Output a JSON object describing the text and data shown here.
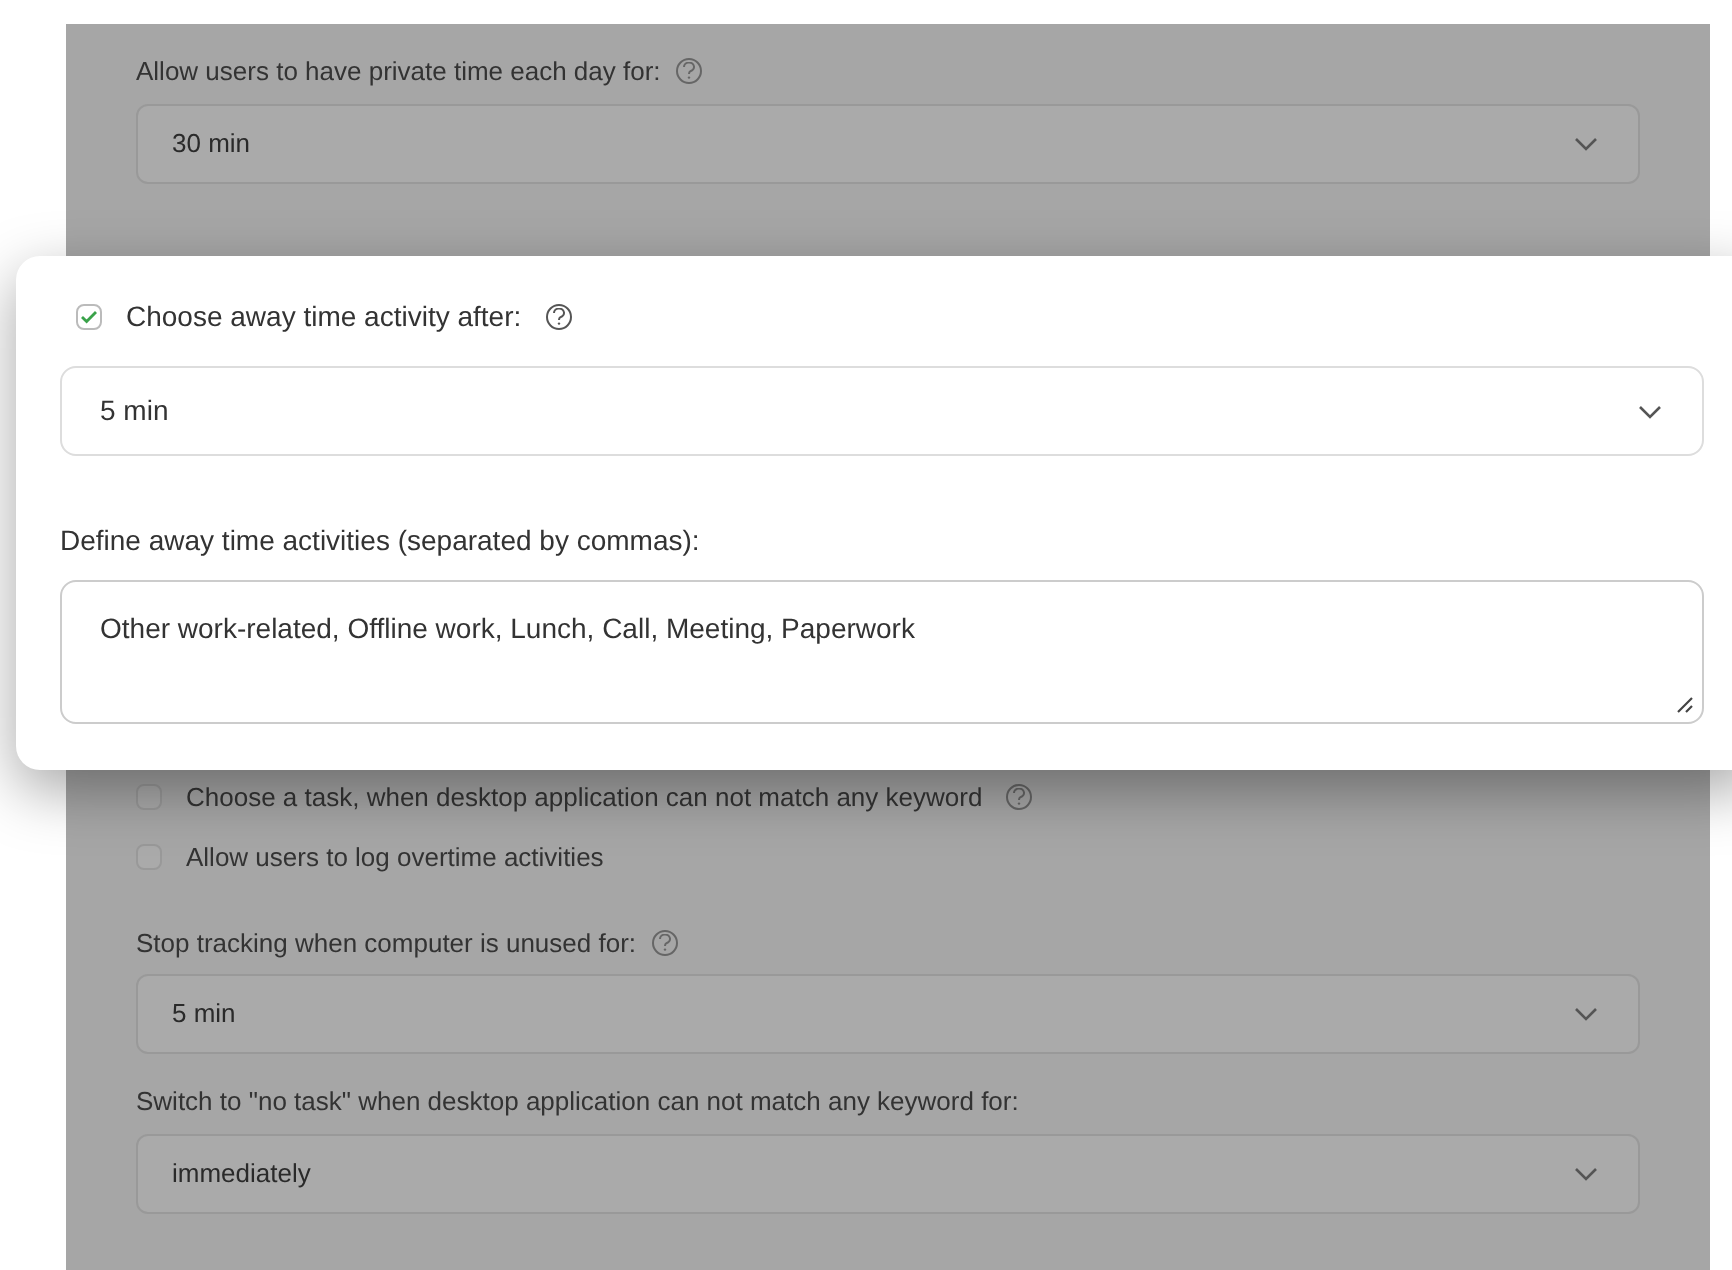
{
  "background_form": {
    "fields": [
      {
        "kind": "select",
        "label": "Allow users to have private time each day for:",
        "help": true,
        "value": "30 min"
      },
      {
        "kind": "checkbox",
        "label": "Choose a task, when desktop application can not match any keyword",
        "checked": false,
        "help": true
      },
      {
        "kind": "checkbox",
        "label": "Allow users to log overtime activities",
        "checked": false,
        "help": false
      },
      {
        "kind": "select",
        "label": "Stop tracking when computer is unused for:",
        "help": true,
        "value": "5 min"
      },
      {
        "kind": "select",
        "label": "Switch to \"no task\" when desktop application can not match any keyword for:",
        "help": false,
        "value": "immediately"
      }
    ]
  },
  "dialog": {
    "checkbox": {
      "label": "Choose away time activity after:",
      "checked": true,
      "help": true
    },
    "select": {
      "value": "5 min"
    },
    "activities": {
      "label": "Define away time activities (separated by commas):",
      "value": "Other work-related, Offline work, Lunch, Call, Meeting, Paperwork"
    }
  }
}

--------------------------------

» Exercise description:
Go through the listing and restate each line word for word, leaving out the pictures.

» Response to this task:
Output a JSON object describing the text and data shown here.
{
  "background_form": {
    "fields": [
      {
        "kind": "select",
        "label": "Allow users to have private time each day for:",
        "help": true,
        "value": "30 min"
      },
      {
        "kind": "checkbox",
        "label": "Choose a task, when desktop application can not match any keyword",
        "checked": false,
        "help": true
      },
      {
        "kind": "checkbox",
        "label": "Allow users to log overtime activities",
        "checked": false,
        "help": false
      },
      {
        "kind": "select",
        "label": "Stop tracking when computer is unused for:",
        "help": true,
        "value": "5 min"
      },
      {
        "kind": "select",
        "label": "Switch to \"no task\" when desktop application can not match any keyword for:",
        "help": false,
        "value": "immediately"
      }
    ]
  },
  "dialog": {
    "checkbox": {
      "label": "Choose away time activity after:",
      "checked": true,
      "help": true
    },
    "select": {
      "value": "5 min"
    },
    "activities": {
      "label": "Define away time activities (separated by commas):",
      "value": "Other work-related, Offline work, Lunch, Call, Meeting, Paperwork"
    }
  }
}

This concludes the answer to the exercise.